» Exercise aim:
Read the records below and copy each line that contains "Edit".

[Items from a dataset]
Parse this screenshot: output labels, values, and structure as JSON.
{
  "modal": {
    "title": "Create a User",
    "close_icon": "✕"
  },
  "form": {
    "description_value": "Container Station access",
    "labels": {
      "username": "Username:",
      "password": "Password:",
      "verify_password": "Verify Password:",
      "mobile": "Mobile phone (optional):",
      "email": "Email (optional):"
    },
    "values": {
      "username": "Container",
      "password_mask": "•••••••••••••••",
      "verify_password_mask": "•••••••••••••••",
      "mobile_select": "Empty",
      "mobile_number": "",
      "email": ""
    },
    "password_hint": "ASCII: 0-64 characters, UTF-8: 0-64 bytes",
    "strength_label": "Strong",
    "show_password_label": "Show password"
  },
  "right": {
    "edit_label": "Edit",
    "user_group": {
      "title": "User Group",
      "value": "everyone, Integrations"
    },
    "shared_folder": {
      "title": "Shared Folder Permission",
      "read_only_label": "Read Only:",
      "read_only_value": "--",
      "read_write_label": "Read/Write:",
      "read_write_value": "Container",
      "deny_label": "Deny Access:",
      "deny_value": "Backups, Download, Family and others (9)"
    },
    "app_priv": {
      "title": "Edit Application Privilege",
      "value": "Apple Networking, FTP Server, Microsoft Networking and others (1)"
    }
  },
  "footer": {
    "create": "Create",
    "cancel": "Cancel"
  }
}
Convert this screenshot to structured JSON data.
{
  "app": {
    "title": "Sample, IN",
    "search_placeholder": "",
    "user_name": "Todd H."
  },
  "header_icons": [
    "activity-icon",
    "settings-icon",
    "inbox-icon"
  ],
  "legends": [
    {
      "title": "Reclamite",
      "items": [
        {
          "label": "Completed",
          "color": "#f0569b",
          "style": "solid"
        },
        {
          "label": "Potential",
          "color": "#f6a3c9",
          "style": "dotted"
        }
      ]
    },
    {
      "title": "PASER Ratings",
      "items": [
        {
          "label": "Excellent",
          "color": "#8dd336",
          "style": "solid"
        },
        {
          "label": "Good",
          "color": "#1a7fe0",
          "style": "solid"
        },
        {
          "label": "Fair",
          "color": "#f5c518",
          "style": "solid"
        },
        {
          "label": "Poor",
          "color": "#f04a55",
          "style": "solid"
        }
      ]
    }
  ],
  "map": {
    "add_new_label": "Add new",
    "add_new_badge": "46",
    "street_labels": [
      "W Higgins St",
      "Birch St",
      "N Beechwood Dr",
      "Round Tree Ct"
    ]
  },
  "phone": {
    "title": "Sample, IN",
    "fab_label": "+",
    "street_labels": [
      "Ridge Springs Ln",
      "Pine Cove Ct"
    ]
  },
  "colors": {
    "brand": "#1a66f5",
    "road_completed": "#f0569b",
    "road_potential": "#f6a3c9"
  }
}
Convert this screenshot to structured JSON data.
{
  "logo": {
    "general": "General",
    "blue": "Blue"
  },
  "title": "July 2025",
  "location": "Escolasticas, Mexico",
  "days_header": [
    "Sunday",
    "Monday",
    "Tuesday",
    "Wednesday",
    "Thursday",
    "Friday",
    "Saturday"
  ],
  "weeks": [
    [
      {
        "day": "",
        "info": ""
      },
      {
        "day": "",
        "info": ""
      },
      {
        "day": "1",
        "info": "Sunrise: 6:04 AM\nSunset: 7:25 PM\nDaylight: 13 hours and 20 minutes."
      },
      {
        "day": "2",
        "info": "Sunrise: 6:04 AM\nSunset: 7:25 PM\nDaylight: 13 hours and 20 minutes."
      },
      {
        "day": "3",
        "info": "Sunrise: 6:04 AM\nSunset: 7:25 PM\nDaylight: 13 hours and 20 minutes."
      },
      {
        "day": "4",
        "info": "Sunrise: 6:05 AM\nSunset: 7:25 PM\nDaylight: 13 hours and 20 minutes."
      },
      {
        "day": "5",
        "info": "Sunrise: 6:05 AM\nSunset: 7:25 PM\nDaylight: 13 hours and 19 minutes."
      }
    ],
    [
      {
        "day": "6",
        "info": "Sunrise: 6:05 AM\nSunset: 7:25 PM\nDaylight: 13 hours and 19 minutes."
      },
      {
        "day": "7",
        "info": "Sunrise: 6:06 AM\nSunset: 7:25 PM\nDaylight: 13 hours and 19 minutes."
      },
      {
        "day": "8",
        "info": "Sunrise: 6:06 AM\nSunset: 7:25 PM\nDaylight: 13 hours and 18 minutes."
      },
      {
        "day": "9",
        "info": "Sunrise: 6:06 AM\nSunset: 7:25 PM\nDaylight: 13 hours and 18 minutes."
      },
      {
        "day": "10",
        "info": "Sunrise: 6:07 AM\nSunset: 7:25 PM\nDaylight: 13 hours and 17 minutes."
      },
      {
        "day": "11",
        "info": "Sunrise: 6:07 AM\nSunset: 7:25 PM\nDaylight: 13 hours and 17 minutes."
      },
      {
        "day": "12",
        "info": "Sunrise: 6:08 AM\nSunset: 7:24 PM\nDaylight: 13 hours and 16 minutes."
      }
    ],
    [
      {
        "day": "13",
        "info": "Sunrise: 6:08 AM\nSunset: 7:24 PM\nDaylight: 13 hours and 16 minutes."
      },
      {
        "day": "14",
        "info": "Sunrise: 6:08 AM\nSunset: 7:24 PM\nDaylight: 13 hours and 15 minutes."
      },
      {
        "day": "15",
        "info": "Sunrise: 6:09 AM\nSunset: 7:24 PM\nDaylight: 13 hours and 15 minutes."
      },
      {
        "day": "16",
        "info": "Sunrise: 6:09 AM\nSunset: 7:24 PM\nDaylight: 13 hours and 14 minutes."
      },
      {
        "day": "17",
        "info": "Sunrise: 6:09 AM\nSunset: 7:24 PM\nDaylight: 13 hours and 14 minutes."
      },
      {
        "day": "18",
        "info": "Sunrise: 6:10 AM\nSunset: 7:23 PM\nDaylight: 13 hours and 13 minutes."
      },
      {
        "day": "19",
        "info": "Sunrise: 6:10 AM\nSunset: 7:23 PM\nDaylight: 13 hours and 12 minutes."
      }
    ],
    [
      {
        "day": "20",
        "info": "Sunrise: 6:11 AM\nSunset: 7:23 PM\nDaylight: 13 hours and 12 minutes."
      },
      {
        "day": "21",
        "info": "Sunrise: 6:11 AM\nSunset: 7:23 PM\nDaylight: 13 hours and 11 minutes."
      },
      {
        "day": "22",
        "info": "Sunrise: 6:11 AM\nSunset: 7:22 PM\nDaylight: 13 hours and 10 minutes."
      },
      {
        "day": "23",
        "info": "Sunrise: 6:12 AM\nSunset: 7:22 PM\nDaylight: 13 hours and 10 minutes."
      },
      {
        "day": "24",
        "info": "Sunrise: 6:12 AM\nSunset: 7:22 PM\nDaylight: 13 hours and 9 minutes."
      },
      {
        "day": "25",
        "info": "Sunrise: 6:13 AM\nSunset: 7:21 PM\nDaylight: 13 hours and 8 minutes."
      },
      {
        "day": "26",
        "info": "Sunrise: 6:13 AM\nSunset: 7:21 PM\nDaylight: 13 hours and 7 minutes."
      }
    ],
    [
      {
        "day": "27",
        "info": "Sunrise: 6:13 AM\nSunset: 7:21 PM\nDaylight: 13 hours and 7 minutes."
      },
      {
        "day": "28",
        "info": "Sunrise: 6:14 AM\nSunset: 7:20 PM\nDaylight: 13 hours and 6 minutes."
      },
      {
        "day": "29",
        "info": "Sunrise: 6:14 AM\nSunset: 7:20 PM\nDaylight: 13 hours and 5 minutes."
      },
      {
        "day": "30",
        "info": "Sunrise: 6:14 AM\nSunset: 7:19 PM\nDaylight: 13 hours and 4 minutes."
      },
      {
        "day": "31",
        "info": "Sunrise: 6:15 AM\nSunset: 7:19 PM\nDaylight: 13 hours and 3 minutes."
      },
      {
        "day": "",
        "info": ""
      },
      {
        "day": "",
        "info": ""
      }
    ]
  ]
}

» Result of this exercise:
    "edit_label": "Edit",
      "title": "Edit Application Privilege",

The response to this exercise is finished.